‘Can you bring back the days of the hashish?’ yelled Kreida. ‘Can you bring back the days when we were alive?’
‘Kreida, you know that planting hashish is illegal now,’ explained one of the officials who sounded as if he had repeated the sentiment a million times. ‘We want to help you cultivate other crops.’
‘Here, look at the “other crops” we are planting,’ said Fatima, pointing to a small patch of wheat. ‘It’s not enough. It costs a lot of money to buy water for the crop.’
Turning to me she asked: ‘Are you here to help us?’
‘Well, no,’ I said rather awkwardly. ‘I’m a journalist.’
Thinking this over, she came up to me. ‘Then you tell people what is happening to us,’ she said. ‘Look. We are half dead. Our children are out of school. We had everything, now we have nothing.’
‘Nothing’ was an understatement, I thought, as I stared at the tiny one-room hut which housed all seven members of the family. It was constructed from piled stones daubed with white clay. The roof was made of tree branches and black bush leaves. Inside an oil lamp – the only source of light – was placed carefully in an indentation in the clay wall.
The blinding glare of the white clay contrasted with the green of the vast Jibeib al-Houmor valley overlooked by towering snow-covered mountains.
Only nine years ago, Kreida’s family was living well – thanks to the cultivation of cannabis and opium. The practically non-existent government during the 16 years of civil war meant farmers were free to plant the illegal crops over most of the Beka’a Valley. Needing little water and care, the weeds even thrived on the edges of public roads. I remember as a child contemplating the thousands of opium poppies across acres and acres of fields during some rare trips to the Beka’a.
In 1991, however, bending to an international outcry, the Lebanese Government eradicated the narcotics – earning the country a clean bill of health from the United Nations. The farmers were promised alternative crops and irrigation systems. At least those were the promises made to the Government by donor countries. When very little funding came their way, the Government could do nothing to help the 54,000 farmers forced out of work.

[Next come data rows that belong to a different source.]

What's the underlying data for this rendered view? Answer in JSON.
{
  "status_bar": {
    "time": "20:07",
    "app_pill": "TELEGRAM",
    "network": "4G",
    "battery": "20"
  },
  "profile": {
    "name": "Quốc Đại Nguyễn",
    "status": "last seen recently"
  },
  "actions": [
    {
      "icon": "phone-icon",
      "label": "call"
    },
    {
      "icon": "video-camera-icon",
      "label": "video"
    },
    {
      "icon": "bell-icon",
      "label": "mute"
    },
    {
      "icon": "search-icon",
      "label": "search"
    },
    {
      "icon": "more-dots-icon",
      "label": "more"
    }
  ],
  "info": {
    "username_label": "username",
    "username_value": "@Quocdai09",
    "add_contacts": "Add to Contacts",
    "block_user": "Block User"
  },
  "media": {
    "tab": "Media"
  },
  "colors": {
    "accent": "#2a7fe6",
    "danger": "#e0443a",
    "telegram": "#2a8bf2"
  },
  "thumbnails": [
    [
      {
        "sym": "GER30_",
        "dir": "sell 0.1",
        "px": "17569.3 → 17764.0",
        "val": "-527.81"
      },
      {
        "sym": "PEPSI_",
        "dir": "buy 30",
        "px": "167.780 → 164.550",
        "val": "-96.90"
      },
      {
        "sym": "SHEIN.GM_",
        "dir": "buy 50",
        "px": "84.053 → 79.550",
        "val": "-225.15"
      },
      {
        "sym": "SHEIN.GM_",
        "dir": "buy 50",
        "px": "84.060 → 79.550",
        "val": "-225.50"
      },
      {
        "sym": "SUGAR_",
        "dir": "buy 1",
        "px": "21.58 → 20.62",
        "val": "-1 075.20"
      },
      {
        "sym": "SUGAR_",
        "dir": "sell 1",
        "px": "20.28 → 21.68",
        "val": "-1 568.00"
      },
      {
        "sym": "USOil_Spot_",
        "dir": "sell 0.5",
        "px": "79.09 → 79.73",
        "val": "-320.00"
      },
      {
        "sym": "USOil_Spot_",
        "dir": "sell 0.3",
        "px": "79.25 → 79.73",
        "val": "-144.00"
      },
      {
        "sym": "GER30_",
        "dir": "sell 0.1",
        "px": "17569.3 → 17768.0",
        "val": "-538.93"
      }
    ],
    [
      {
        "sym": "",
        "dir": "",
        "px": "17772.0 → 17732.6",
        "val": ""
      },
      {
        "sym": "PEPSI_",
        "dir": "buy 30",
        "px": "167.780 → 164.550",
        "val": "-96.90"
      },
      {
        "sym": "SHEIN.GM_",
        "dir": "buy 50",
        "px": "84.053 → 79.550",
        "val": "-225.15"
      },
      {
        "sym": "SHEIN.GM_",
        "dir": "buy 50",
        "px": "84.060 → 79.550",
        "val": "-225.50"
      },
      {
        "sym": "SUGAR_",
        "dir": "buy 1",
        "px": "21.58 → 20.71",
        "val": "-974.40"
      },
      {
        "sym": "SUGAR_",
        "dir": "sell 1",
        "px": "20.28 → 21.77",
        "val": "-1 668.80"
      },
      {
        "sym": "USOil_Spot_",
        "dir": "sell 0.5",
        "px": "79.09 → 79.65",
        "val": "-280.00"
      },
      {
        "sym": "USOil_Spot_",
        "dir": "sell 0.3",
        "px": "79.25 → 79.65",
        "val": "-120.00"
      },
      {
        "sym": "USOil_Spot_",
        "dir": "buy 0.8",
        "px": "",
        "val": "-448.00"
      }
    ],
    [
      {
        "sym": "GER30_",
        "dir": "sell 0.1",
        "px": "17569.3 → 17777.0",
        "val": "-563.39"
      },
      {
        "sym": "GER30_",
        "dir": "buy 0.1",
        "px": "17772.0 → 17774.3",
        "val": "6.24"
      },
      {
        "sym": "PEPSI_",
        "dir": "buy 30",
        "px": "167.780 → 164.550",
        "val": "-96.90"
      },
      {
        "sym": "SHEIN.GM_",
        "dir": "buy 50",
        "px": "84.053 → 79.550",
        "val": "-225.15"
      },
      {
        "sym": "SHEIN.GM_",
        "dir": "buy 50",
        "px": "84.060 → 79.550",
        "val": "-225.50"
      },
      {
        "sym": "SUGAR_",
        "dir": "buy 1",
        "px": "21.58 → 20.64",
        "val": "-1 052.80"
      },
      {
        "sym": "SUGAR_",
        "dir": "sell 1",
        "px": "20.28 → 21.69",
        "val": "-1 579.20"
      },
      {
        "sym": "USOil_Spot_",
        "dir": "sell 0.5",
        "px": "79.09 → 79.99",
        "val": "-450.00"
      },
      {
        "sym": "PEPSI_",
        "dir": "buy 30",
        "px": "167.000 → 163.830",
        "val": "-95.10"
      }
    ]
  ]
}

The extreme poverty of the area finally led the United Nations Development Programme to set up micro-loans and irrigation systems for some of the farmers. But again, with the few funds available from donor countries, not much could be done.
The reason I was invited on this tour of Beka’a was to write an article which it was hoped would highlight the plight of the impoverished farmers and possibly re-awaken the conscience of the donor countries.
I felt helpless, however, as farmer after farmer recounted the same story. Abu Hassan was only one of thousands who can no longer afford his children’s tuition fees and has had to pull all six out of school. Unable to purchase a plough, Abu Hassan and his family are forced to dig furrows by hand.
‘I don’t care if I plant hashish, apples, or potatoes,’ he said. ‘Just give us water.’
Much of the water in the Beka’a valley remains untapped. But creating the necessary irrigation systems would be expensive.
Mention the word ‘hashish’ and all eyes light up. Even though few farmers became rich from growing the narcotics, it nevertheless provided them with a steady income as traders clamoured to purchase their crops.
The only thing left to do, confided the farmers, is simply to return to growing the crop – a move which promises to create a mini-war between them and the Government which is eager to retain its untarnished, hashish-free image.
Reem Haddad is a reporter for the Daily Star in Beirut.